“Theology is properly distinguished as natural and revealed. The former is concerned with the facts of nature so far as they reveal God and our relation to him, and the latter with the facts of Scripture.” –Charles Hodge
Theology refers to the all encompassing knowledge of God.
Theology of Nature refers to the Book of Nature as revealed in Scripture (Ps. 19.1-4; Rom. 1.20) Look at Psalm 19. When speaking of God it refers to his general name (El, Heb., continuous, abundant, universal). Some of the themes are creation’s contingency, Imago Dei, Stewardship, the fall, etc.
Natural Theology refers to the metaphysical implications of, say, intelligent design, the beginning of the universe, the moral law, beauty, etc.
“Some people, in order to discover God, read books. But there is a great book: the very appearance of created things. Look above you! Look below you! Note it. Read it. God, whom you want to discover, never wrote that book with ink. Instead he set before your eyes the things that he made.
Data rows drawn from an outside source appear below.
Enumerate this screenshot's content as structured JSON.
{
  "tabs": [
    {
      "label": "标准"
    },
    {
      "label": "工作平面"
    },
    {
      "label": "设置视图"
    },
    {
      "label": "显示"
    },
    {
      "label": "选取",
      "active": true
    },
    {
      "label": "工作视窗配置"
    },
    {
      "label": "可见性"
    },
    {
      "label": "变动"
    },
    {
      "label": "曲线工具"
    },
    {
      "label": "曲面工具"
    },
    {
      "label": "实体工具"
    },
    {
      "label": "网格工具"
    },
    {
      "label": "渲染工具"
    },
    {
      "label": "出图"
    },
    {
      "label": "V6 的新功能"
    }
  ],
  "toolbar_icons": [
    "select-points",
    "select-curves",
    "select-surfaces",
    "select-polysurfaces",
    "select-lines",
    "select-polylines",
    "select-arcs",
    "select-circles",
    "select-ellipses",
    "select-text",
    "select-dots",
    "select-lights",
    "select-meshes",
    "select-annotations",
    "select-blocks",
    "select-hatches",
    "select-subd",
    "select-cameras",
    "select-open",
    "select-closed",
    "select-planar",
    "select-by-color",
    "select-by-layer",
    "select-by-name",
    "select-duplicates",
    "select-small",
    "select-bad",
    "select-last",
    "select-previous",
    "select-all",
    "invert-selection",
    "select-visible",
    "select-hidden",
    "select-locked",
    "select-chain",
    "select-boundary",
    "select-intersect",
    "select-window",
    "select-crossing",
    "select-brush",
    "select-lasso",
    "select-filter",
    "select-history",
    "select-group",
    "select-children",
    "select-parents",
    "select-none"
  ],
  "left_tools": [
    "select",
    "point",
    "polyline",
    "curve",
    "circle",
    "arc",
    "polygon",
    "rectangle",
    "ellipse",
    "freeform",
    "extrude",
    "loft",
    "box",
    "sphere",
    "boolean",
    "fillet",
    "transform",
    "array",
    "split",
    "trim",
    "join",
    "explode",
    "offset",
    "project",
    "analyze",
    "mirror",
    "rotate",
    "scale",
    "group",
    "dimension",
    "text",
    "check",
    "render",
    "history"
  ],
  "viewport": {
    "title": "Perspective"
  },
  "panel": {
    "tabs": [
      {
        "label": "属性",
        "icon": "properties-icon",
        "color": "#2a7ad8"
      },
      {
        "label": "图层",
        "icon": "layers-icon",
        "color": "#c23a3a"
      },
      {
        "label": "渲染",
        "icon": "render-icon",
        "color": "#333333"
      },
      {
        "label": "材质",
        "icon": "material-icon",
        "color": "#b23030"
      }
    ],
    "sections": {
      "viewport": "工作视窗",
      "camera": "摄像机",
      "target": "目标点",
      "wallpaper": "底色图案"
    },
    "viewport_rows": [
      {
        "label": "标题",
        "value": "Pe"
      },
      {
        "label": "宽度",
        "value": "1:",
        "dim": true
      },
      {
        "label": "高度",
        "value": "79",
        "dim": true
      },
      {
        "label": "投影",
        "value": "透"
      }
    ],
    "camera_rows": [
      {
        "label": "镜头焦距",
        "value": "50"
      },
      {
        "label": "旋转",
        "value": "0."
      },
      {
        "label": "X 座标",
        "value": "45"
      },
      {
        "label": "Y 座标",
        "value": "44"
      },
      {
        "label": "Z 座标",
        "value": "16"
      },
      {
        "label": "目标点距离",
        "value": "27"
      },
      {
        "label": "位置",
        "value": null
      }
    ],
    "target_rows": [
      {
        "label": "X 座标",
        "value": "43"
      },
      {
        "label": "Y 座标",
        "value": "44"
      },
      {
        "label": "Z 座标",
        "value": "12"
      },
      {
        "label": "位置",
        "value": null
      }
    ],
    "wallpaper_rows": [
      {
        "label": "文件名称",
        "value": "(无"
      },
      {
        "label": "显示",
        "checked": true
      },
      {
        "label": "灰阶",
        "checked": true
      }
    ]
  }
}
Can you ask for a louder voice than that?” -Augustine
“I want creation to penetrate you with so much admiration that wherever you go, the least plant may bring you a clear remembrance of the Creator… One blade of grass or one speck of dust is enough to occupy your entire mind in beholding the art with which it has been made.” –Basil the Great“Any error about creation also leads to an error about God.” –Thomas Aquinas
Why is this distinction so important? There are salvific consequences (Rom. 2.12-16). Understanding theology is understanding God. Just as the heavens declare the glory of God so should we in what we do and who we are. All of nature glorifies God (Ps. 19.1-4, 96.11-12). Sinners fall short of the glory of God (Rom. 3.23). Saints declare the glory of God (Ps. 34.3, 145.10; 1 Cor. 10.31).